§ **Data items**:

Content starts

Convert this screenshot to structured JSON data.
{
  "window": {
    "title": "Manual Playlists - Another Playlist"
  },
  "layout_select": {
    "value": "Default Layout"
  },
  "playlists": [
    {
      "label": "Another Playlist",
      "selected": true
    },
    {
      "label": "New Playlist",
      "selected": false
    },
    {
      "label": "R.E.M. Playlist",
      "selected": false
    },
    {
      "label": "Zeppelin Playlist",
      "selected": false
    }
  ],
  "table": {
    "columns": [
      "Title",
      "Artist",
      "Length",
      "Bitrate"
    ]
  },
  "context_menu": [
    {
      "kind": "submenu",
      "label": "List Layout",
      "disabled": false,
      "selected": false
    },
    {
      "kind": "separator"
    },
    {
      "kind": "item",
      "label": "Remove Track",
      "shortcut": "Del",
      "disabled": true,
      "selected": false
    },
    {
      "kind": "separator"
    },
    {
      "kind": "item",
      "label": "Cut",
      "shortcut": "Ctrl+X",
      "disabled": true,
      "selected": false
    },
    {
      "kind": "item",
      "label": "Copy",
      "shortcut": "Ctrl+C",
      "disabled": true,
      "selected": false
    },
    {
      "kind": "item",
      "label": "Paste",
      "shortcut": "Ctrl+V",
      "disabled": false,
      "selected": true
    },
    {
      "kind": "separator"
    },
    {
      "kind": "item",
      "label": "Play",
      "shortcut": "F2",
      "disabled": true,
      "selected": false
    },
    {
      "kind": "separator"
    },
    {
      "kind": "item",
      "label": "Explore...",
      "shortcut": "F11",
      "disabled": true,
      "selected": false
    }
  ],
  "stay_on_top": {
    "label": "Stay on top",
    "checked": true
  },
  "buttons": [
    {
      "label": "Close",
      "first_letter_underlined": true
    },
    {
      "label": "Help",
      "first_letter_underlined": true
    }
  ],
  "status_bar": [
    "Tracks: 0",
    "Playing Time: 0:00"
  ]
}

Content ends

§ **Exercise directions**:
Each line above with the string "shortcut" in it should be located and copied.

§ **Exercise solution**:
      "shortcut": "Del",
      "shortcut": "Ctrl+X",
      "shortcut": "Ctrl+C",
      "shortcut": "Ctrl+V",
      "shortcut": "F2",
      "shortcut": "F11",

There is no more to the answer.